Grand ran a campaign that was generally supportive of the DDA. But Kunselman has led the council’s effort to clarify Chapter 7 in a way that favors the city as well as the other taxing jurisdictions whose taxes are captured by the DDA. However, Kunselman prevailed – as did Ward 4 challenger Jack Eaton, who campaigned in part on the idea of limiting the DDA’s TIF capture through clarification of Chapter 7.
Because the committee waited until after the Aug. 6 primary to meet, the DDA members had a clearer idea on Aug. 26 about who they’d be dealing with in the near future. The outcome of the Aug. 6 primary meant that Kunselman brought a certain amount of confidence to the committee meeting on Aug. 26. At one point he stated: “… I don’t really have a lot of trust out in my neighborhoods about what the DDA does downtown, ok? And that’s how I have been able to galvanize my base, so to speak, to stay here and to keep this effort alive, so that we can get this ordinance changed … Some of that money, yes, should be returned to the taxing authorities.”

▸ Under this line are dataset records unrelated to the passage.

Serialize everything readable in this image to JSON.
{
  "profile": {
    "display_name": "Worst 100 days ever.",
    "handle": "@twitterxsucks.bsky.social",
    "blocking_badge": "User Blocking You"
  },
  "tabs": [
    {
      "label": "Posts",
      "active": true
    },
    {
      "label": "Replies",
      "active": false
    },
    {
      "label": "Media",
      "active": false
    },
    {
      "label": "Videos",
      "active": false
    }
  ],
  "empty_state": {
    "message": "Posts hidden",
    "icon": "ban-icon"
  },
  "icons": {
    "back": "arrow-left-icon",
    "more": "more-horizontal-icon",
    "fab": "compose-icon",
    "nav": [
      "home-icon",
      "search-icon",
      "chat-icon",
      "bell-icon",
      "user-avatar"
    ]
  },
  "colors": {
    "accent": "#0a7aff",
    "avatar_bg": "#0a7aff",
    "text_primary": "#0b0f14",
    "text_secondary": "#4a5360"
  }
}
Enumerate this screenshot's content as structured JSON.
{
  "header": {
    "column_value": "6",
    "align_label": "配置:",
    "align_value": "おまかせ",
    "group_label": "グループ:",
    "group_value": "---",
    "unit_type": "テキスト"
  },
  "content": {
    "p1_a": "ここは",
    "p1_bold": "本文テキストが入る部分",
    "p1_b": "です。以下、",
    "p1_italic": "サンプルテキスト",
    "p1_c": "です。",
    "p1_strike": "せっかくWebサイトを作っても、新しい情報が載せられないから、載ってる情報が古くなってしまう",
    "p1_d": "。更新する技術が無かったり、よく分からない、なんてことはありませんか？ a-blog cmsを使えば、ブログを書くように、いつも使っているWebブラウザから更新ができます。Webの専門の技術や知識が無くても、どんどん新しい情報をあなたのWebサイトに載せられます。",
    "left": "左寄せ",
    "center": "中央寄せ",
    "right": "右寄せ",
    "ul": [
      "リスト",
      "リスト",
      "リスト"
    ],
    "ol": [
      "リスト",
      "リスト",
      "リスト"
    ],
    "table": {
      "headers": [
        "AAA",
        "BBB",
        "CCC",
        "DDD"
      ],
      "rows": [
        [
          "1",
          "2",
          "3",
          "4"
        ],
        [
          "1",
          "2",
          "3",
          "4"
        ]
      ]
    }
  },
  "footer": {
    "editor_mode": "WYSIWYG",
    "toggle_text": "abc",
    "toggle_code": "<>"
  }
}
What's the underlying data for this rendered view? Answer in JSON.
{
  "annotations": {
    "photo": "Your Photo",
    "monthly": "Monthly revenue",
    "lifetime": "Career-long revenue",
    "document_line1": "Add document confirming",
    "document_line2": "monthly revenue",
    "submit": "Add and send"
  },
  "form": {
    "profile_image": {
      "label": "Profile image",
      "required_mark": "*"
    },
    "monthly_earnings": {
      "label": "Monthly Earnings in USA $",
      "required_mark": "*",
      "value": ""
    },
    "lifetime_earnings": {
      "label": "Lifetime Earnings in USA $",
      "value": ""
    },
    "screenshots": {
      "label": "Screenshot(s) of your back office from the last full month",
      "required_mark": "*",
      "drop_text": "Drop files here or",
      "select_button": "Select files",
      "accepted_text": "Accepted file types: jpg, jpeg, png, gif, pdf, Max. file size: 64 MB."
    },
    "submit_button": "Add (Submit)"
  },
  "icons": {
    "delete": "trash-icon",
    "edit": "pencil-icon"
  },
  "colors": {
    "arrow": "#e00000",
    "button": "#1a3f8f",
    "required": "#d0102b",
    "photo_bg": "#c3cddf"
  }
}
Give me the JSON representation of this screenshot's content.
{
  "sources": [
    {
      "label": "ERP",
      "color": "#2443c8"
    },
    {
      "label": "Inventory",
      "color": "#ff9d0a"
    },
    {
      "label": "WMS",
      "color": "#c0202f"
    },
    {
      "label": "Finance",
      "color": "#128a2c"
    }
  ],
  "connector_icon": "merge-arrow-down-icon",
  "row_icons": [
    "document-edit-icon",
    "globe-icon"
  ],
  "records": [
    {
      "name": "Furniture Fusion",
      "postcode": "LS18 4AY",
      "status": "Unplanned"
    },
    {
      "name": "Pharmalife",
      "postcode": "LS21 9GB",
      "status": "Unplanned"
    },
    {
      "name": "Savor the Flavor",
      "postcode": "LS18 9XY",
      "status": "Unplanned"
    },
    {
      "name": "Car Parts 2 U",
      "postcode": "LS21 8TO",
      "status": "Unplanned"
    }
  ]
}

Now the only question mark on the committee is the independent Lumm, who faces a challenge from Democrat Kirk Westphal in the November election. Lumm has made it clear she supports a Chapter 7 revision that respects the interests of the other taxing jurisdictions. But Lumm’s re-election is not a foregone conclusion.
That’s why the opening gambit from the DDA’s side at the Aug. 26 meeting was to delay further, even though the council is scheduled to take a final vote on the Chapter 7 revisions at its Sept. 16 meeting. A future council that included Westphal, mayor John Hieftje, Chuck Warpehoski (Ward 5), Margie Teall (Ward 4), Christopher Taylor (Ward 3) and Sabra Briere (Ward 1) might have six votes that potentially could support the current approach to TIF calculations. But among those six, I think even Westphal, Warpehoski and Briere are capable of independent and rational thought on the question of TIF capture.
The delaying tactic on Aug. 26 emerges in a fairly obvious way if you read through the meeting transcript. [.pdf of 40-page transcript]. DDA members were more inclined to want to talk about general arguments for the existence of a DDA, professing uncertainty about why they’d even been invited to the table. Kunselman, Lumm and Petersen made it clear they were there to talk about clarifying the TIF calculations, not more general themes. It wasn’t clear whose interests Taylor was upholding, but he aligned himself policy-wise – as well as socio-linguistically – more with other DDA board members than with his city council colleagues.
The Aug. 26 meeting was highlighted by a number of misstatements or incomplete statements of historical fact – some serious enough that I worry about the ability of some of those at the table that day to effectuate good public policy.
Still, I think the meeting offered a glimmer of hope – from a guy whose history with the city of Ann Arbor is approaching an anniversary. On Sept. 15, city administrator Steve Powers will have been on the job exactly two years.
Powers, I think, offers a contrast with the previous city administrator Roger Fraser. On April 16, 2010 Fraser barred me from a meeting of a “working group” of councilmembers and DDA board members. Shielded from public view, the group was sorting out the terms of a new parking agreement. Powers, on the other hand, toward the end of the Aug. 26, 2013 committee meeting, had this to say: “If the committee is done commenting, you should provide for public comment, as it’s a public meeting.”
This column includes a brief outline of some factual points worth remembering – because they were misstated or incompletely stated at the Aug. 26 meeting. But first, a point about words. [Full Story]